The Perfect Note by Matthew Slater

This was a question posed to me by a good friend and intellectul John Robertson. What is the perfect note, or the most pleasing note known to man? Remember the film This Is Spinal Tap? The character of Nigel Tufnel plays a song in D minor, or as he calls it "the saddest of all keys". Thereotically speaking D minor is exactly the same as C minor, just a little higher. It's about the relationship between the notes that brings me to my first problem. I could hum you a tune, or a nrusery rhyme that you don't know. Programmed into our heads after years and years of conventional, consanant, Western music you could hum the last note to correctly finish it. A perfect resolution. Hum me the note one up or down from it and it sounds bad. Now hum that single note by itself, and start of another nursery rhyme from that note – suddenly it fits! The problem is a note is just a frequency, is just pressure over time. It doesn't contain any minor or major properties by itself. So how do we test the entire series of notes to find the best, by ensuring that no influence comes from the note before it? Somes notes rightly enough will have an influence – lower notes are villians, higher are angels.

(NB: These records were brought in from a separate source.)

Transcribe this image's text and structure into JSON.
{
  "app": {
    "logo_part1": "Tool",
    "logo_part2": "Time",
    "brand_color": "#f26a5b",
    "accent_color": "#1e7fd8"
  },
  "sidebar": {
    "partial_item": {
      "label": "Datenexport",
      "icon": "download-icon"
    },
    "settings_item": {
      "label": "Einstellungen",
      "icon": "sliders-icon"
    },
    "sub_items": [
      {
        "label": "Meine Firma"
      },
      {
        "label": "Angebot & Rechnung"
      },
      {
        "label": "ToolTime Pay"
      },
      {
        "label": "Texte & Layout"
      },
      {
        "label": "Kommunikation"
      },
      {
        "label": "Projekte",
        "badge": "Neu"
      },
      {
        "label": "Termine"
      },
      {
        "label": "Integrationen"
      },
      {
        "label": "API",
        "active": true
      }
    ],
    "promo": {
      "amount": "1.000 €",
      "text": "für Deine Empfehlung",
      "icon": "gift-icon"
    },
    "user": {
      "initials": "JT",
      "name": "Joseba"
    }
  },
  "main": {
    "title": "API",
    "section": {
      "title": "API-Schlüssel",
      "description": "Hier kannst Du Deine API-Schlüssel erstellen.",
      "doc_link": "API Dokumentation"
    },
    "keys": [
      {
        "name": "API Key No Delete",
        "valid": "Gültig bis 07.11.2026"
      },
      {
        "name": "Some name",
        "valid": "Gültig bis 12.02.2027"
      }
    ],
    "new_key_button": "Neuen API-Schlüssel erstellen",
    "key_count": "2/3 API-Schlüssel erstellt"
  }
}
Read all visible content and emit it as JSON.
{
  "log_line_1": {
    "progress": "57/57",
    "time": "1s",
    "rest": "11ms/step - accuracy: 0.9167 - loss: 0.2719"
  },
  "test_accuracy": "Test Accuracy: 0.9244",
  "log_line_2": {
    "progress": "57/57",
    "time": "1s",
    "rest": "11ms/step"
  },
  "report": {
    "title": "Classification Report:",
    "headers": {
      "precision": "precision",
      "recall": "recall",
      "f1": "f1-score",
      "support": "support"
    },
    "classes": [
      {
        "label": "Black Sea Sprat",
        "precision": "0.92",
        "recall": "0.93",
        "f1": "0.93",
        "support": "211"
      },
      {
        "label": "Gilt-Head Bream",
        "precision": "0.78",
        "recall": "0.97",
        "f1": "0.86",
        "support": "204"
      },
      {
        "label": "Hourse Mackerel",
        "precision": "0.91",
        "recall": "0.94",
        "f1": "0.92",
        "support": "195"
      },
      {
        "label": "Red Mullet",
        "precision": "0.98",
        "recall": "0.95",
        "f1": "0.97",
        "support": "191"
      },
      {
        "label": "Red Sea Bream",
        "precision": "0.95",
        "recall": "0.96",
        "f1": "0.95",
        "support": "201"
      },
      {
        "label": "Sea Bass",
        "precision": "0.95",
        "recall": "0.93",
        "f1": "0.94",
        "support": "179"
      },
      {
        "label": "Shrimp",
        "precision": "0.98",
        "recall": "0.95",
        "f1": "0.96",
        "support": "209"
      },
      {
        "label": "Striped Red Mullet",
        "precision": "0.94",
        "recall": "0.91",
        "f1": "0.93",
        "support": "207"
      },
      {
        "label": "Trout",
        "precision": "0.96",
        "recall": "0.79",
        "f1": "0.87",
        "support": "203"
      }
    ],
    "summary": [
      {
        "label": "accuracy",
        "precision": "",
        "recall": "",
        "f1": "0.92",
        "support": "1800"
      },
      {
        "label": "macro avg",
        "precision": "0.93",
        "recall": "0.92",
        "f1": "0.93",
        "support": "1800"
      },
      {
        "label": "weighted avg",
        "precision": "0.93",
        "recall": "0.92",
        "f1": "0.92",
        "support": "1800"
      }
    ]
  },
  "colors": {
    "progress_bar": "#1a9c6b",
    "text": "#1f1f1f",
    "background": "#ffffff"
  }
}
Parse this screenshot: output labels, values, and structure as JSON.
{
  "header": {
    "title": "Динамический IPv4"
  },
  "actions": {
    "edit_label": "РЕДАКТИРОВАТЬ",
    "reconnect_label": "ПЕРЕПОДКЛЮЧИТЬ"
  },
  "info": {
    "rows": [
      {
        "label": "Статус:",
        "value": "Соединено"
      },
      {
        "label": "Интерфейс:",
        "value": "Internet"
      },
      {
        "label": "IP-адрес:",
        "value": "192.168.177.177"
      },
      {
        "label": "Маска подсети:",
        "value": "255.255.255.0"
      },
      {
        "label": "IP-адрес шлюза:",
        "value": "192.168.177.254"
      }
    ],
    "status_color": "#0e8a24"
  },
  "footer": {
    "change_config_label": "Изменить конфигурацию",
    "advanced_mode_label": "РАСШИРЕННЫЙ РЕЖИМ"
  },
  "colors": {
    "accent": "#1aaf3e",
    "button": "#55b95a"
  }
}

This stands to reason that the perfect sound would fall somewhere in the middle ( or at least, these two ranges cannot be measured accurately ). Whatever this perfect note is, could there be money to be made from it? Could we as audio engineers and equipment manufacturers and as listeners adjust our equipment, put an equaliser on our stereo and boost this range? Is it different for different instruments? Is it different for different audio uses ( say speech vs a pop song vs an orchestral piece ). Probably. This notion of a singular holy grail is too idealistic, too easy, too simple a solution. For instance there was a study undertaken in a university with a song in different files formats and qualities for students to hear and rate. The older students preferred higher quality formats and picked some of the best on offer, the younger students picked the lossy mp3 formats, the compressed audio, some of the worst on offer. What I can hear is different from what you can hear, is filtered by those shapes inside my ear, which are different from the shapes in your ear. Alongside potential hearing loss and other factors such as personal preference. My perfect note will be different to your perfect note. Still, it's a nice idea isn't it?